Finally, I learnt to reflect and use the reflections in practice. Till this point, I, like many others, took Management as a science. Though we were aware of the uncertainties inherent in the environment, we believed there existed formulaic answer to all problems. Statistical models reigned supreme, and uncertainty was, in a sense, just one factor to be measured. This not only reflected in what I did, but also in what I wanted to offer to the learners in the World Campus: A simple, memorable step-by-step exposure to how to manage.
I was not alone, most business school teaching is indeed based on such formulation. In 1962, Chris Argyris predicted moving from management development programmes that teach managers how they ought to think and behave to programmes, which help managers to learn from experience (Honey, 1994). But, the practice still lagged behind.
Again, conversation and engagement with academic and professional literature, such as Donald Schon’s Educating The Reflective Practitioner (1990); Henry Mintzberg’s Managing (2009) and subsequent interview in Strategy & Business (March 15th, 2010) opened my eyes to an obvious truth: Management is a practice, not science. We do not know most answers, but that does not matter as long as we don’t pretend to know and actively seek to find.
So, in summary, my professional practice has changed. I have a much greater appreciation of the social nature of learning and the role that the teacher in particular and the classroom in general plays. My World Campus is no longer an impersonal technology-driven entity, but a technology facilitated global community where real teachers and real students work side by side. I have consciously moved away from the simplified formulaic offerings of MBA and other such degrees, but started exploring various peripheral possibilities instead. And, finally, I have embraced reflection as a core attribute of managerial practice, and accepted that being open to learning is the best way to deal with a confusing, fast changing world.
Brookfield, S. (1987), Developing Critical Thinkers, San Francisco: Jossey-Bass.
Brown, J.S. and Duguid, P. (2000) The Social Life of Information. Boston, MA: Harvard University Press.
Honey, P (1994), Styles of Learning, in Gower Handbook of Management Development, Edited by Alan Mumford. Vermont, USA: Gower.
James, O. (2007) Affluenza, London: Vermillion.
Jarvis, P (2009) ‘Learning to be a person in the society’, in Contemporary Theories of Learning, edited by Knud Illeris, pp 21 – 34, Oxon: Routledge.
Kolb, D (1984) Experiential Learning: Experience as the source of Learning and Development. Englewood Cliffs, NJ: Prentice Hall.
Mintzberg, H. (2009) Managing. London: Financial Times/ Prentice Hall.

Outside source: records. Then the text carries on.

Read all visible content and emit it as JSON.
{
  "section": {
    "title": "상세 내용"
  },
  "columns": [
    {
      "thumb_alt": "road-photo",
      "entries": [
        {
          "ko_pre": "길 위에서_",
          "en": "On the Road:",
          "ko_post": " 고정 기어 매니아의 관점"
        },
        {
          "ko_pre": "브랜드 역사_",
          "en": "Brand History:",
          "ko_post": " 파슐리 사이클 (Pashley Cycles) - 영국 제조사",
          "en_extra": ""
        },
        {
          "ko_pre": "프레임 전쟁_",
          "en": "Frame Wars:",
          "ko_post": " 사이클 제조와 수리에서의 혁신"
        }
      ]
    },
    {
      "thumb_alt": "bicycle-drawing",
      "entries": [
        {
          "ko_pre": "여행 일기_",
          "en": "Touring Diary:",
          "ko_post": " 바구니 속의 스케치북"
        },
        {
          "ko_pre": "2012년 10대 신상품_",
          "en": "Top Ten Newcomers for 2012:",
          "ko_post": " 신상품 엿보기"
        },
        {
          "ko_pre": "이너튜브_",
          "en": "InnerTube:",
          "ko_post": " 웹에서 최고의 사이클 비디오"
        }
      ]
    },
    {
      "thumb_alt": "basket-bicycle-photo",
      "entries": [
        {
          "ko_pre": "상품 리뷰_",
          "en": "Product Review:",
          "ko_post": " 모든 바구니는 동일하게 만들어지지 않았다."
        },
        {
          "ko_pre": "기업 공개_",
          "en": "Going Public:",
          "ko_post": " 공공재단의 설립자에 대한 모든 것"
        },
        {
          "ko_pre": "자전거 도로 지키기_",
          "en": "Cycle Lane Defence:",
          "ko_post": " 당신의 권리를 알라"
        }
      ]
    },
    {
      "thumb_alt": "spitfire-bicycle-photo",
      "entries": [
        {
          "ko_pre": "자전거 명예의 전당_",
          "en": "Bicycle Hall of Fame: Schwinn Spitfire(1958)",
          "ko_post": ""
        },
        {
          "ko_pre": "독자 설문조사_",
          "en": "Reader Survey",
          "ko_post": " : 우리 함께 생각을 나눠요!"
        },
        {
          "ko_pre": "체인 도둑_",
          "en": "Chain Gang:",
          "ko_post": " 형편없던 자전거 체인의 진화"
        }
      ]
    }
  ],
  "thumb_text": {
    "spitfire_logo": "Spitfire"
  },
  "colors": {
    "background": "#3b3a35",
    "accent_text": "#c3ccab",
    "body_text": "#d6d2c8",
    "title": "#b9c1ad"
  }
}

Mintzberg, H. (2010), Management By Reflection: An Interview by Art Kleiner, Strategy+Business. Available on http://www.strategy-business.com/article/00025.
Pink, D (2010) Drive: The Surprising Truth About What Motivates Us. Canongate Books.
Rajan, R (2010) Fault Lines: How Hidden Fractures Still Threaten The Global Economy. Princeton, NJ: Princeton University Press.Schon, D (1990) Educating the Reflective Practitioner: Toward a New Design for Teaching and Learning. San Francisco: Jossey-Bass